Return the listing below in full, with every line exactly as it is.

### Data supplied
============================================================
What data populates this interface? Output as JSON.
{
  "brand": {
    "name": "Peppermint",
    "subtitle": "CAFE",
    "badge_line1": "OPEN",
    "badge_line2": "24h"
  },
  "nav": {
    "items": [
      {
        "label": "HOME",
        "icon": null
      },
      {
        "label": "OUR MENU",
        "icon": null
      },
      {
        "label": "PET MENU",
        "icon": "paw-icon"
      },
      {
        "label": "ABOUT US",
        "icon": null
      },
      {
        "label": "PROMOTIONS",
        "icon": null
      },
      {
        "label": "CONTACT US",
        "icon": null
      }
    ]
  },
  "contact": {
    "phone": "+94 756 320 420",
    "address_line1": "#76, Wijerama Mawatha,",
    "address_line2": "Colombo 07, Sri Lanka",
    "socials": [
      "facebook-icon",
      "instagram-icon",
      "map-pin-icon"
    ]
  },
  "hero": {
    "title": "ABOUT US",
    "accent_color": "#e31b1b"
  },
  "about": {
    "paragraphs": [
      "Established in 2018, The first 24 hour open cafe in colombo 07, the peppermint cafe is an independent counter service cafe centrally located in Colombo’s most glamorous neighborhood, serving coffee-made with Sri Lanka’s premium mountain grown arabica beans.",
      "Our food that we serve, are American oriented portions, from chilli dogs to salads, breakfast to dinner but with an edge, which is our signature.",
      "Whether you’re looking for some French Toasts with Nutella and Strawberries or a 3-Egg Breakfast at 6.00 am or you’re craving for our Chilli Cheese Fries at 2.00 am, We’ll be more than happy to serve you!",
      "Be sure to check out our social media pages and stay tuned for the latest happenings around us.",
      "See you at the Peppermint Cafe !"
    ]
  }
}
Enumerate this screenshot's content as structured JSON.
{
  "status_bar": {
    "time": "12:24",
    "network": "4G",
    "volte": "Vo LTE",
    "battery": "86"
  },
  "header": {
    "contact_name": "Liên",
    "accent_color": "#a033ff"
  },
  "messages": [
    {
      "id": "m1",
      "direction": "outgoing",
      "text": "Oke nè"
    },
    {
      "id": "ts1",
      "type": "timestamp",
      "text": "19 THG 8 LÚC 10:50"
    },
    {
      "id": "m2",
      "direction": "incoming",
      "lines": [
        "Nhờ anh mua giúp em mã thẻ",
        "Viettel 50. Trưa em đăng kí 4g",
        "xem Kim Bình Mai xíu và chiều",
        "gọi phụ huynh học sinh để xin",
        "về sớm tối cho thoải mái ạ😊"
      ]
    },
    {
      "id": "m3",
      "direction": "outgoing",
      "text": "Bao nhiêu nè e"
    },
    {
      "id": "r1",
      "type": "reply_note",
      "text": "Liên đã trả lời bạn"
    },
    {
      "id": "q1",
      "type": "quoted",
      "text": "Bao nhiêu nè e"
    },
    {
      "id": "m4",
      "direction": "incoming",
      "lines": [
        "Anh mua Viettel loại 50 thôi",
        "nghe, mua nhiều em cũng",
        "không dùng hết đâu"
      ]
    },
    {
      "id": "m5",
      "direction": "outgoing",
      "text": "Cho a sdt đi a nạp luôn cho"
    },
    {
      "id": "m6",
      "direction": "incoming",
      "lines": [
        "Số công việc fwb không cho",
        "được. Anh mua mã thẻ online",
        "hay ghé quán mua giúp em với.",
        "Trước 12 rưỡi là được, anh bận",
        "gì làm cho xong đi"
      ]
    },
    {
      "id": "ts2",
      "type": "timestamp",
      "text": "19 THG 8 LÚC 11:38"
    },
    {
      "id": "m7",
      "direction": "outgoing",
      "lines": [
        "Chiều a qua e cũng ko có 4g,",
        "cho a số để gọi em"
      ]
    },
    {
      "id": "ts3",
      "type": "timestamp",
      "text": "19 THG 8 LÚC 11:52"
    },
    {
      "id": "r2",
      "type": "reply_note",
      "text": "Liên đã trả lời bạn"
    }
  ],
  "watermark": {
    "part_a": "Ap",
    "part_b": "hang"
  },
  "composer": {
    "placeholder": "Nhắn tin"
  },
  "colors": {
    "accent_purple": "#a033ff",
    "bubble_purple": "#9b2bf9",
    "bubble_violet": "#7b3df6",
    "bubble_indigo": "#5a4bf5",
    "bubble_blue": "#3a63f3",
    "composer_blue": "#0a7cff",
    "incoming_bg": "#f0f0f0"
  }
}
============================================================
### Finished exercise
What data populates this interface? Output as JSON.
{
  "brand": {
    "name": "Peppermint",
    "subtitle": "CAFE",
    "badge_line1": "OPEN",
    "badge_line2": "24h"
  },
  "nav": {
    "items": [
      {
        "label": "HOME",
        "icon": null
      },
      {
        "label": "OUR MENU",
        "icon": null
      },
      {
        "label": "PET MENU",
        "icon": "paw-icon"
      },
      {
        "label": "ABOUT US",
        "icon": null
      },
      {
        "label": "PROMOTIONS",
        "icon": null
      },
      {
        "label": "CONTACT US",
        "icon": null
      }
    ]
  },
  "contact": {
    "phone": "+94 756 320 420",
    "address_line1": "#76, Wijerama Mawatha,",
    "address_line2": "Colombo 07, Sri Lanka",
    "socials": [
      "facebook-icon",
      "instagram-icon",
      "map-pin-icon"
    ]
  },
  "hero": {
    "title": "ABOUT US",
    "accent_color": "#e31b1b"
  },
  "about": {
    "paragraphs": [
      "Established in 2018, The first 24 hour open cafe in colombo 07, the peppermint cafe is an independent counter service cafe centrally located in Colombo’s most glamorous neighborhood, serving coffee-made with Sri Lanka’s premium mountain grown arabica beans.",
      "Our food that we serve, are American oriented portions, from chilli dogs to salads, breakfast to dinner but with an edge, which is our signature.",
      "Whether you’re looking for some French Toasts with Nutella and Strawberries or a 3-Egg Breakfast at 6.00 am or you’re craving for our Chilli Cheese Fries at 2.00 am, We’ll be more than happy to serve you!",
      "Be sure to check out our social media pages and stay tuned for the latest happenings around us.",
      "See you at the Peppermint Cafe !"
    ]
  }
}
Enumerate this screenshot's content as structured JSON.
{
  "status_bar": {
    "time": "12:24",
    "network": "4G",
    "volte": "Vo LTE",
    "battery": "86"
  },
  "header": {
    "contact_name": "Liên",
    "accent_color": "#a033ff"
  },
  "messages": [
    {
      "id": "m1",
      "direction": "outgoing",
      "text": "Oke nè"
    },
    {
      "id": "ts1",
      "type": "timestamp",
      "text": "19 THG 8 LÚC 10:50"
    },
    {
      "id": "m2",
      "direction": "incoming",
      "lines": [
        "Nhờ anh mua giúp em mã thẻ",
        "Viettel 50. Trưa em đăng kí 4g",
        "xem Kim Bình Mai xíu và chiều",
        "gọi phụ huynh học sinh để xin",
        "về sớm tối cho thoải mái ạ😊"
      ]
    },
    {
      "id": "m3",
      "direction": "outgoing",
      "text": "Bao nhiêu nè e"
    },
    {
      "id": "r1",
      "type": "reply_note",
      "text": "Liên đã trả lời bạn"
    },
    {
      "id": "q1",
      "type": "quoted",
      "text": "Bao nhiêu nè e"
    },
    {
      "id": "m4",
      "direction": "incoming",
      "lines": [
        "Anh mua Viettel loại 50 thôi",
        "nghe, mua nhiều em cũng",
        "không dùng hết đâu"
      ]
    },
    {
      "id": "m5",
      "direction": "outgoing",
      "text": "Cho a sdt đi a nạp luôn cho"
    },
    {
      "id": "m6",
      "direction": "incoming",
      "lines": [
        "Số công việc fwb không cho",
        "được. Anh mua mã thẻ online",
        "hay ghé quán mua giúp em với.",
        "Trước 12 rưỡi là được, anh bận",
        "gì làm cho xong đi"
      ]
    },
    {
      "id": "ts2",
      "type": "timestamp",
      "text": "19 THG 8 LÚC 11:38"
    },
    {
      "id": "m7",
      "direction": "outgoing",
      "lines": [
        "Chiều a qua e cũng ko có 4g,",
        "cho a số để gọi em"
      ]
    },
    {
      "id": "ts3",
      "type": "timestamp",
      "text": "19 THG 8 LÚC 11:52"
    },
    {
      "id": "r2",
      "type": "reply_note",
      "text": "Liên đã trả lời bạn"
    }
  ],
  "watermark": {
    "part_a": "Ap",
    "part_b": "hang"
  },
  "composer": {
    "placeholder": "Nhắn tin"
  },
  "colors": {
    "accent_purple": "#a033ff",
    "bubble_purple": "#9b2bf9",
    "bubble_violet": "#7b3df6",
    "bubble_indigo": "#5a4bf5",
    "bubble_blue": "#3a63f3",
    "composer_blue": "#0a7cff",
    "incoming_bg": "#f0f0f0"
  }
}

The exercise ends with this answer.